Five Senate Democrats, including Sen. Elizabeth Warren (Mass.), said Thursday they plan to introduce legislation in January that would require presidents to fully sever business ties that could create conflicts.
The measure is not likely to gain much traction in the Republican-controlled Senate, but it will provide Warren and other critics of President-elect Donald Trump’s business dealings with a legislative tool to hammer home their point that heads of state should not be compromised by their personal investments.
The measure, which would require the president and vice president to reveal and divest potential financial conflicts, comes as Democrats have expressed concern about Trump’s global and domestic business dealings. Trump has said his children will run his business empire when he takes office, but critics have noted that it’s unclear how significant a role they will also play in White House activities.
Warren, along with fellow Democratic Sens. Ben Cardin (Md.), Chris Coons (Del.), Dick Durbin (Ill.) and Jeff Merkley (Ore.), plans to unveil the bill in January when the Senate reconvenes. The bill invokes an obscure constitutional provision, known as the “emoluments clause,” that bars presidents from accepting gifts from foreign governments.
“The American people deserve to know that the president of the United States is working to do what’s best for the country — not using his office to do what’s best for himself and his businesses,” Warren said in a statement. “The only way for President-elect Trump to truly eliminate conflicts-of-interest is to divest his financial interests and place them in a blind trust.”

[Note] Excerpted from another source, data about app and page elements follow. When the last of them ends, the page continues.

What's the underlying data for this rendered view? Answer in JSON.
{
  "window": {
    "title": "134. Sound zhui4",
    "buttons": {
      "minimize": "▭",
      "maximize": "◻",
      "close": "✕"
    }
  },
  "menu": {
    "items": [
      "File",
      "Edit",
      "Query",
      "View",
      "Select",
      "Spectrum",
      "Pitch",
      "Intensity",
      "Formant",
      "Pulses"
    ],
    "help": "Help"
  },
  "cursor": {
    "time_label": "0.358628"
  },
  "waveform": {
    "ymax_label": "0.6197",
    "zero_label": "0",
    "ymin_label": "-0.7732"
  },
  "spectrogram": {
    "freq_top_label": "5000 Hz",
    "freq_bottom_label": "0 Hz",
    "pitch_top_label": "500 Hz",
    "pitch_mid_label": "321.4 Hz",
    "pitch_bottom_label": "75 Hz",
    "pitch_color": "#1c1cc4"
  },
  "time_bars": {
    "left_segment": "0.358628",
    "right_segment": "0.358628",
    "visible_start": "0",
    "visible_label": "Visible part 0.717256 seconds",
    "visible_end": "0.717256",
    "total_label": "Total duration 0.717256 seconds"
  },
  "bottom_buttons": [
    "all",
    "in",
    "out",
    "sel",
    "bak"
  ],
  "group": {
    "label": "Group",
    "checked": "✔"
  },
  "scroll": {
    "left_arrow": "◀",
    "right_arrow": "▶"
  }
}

The legislation would also require presidential appointees to recuse themselves from matters at their agencies involving a president’s financial conflicts.